§ **Input records**
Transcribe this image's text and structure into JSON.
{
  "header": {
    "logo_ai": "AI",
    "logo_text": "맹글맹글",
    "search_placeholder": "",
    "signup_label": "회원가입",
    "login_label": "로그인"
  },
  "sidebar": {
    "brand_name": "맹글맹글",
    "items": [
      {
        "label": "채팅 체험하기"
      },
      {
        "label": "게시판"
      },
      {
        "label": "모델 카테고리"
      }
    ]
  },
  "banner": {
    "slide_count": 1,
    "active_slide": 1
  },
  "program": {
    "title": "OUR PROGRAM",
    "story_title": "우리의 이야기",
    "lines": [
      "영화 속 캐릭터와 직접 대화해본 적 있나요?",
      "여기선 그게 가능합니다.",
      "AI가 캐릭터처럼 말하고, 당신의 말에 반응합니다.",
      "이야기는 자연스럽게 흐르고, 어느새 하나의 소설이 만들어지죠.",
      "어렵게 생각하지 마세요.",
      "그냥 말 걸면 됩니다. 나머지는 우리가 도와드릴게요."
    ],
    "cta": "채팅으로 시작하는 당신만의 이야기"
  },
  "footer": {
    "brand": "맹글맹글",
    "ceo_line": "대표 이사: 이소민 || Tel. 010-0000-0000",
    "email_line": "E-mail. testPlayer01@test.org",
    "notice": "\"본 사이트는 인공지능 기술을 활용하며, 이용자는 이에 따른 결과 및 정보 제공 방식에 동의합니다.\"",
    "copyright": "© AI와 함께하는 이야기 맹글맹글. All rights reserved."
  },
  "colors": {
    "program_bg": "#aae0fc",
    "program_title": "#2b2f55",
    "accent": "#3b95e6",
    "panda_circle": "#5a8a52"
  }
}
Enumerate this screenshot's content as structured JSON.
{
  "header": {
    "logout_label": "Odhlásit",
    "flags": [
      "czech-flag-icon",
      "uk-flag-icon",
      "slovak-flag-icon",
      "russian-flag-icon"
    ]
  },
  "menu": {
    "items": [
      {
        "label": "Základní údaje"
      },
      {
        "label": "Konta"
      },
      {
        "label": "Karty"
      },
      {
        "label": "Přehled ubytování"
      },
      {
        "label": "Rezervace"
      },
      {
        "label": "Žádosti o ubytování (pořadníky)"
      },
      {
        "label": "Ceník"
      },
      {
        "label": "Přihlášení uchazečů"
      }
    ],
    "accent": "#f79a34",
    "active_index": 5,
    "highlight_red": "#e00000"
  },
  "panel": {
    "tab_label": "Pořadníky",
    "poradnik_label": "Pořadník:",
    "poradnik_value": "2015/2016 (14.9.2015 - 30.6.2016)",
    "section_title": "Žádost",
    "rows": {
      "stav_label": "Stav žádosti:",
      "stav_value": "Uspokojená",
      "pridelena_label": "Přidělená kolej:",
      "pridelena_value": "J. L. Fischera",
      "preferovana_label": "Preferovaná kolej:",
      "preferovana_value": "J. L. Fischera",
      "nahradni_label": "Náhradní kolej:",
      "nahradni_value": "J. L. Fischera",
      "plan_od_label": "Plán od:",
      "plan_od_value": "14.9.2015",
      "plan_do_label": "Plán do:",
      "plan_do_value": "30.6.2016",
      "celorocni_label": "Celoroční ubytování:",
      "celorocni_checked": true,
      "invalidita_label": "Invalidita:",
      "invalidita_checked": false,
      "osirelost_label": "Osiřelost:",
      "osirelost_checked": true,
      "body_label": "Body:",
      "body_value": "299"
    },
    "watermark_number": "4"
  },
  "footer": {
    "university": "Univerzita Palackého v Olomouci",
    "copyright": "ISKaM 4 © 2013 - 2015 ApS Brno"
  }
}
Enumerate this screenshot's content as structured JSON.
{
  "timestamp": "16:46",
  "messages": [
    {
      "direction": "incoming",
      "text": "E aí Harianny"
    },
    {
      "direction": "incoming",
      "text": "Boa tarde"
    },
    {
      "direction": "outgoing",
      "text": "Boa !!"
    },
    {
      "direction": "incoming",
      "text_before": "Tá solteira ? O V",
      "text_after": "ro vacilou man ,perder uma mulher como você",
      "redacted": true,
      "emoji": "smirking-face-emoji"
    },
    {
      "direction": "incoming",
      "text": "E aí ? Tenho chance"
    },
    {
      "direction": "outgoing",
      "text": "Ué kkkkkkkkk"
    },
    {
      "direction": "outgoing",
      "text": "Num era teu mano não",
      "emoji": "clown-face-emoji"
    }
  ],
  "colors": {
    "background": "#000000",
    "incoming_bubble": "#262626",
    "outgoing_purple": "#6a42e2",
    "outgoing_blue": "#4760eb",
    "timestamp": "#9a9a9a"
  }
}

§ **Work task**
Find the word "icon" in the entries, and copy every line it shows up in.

§ **Written solution**
      "czech-flag-icon",
      "uk-flag-icon",
      "slovak-flag-icon",
      "russian-flag-icon"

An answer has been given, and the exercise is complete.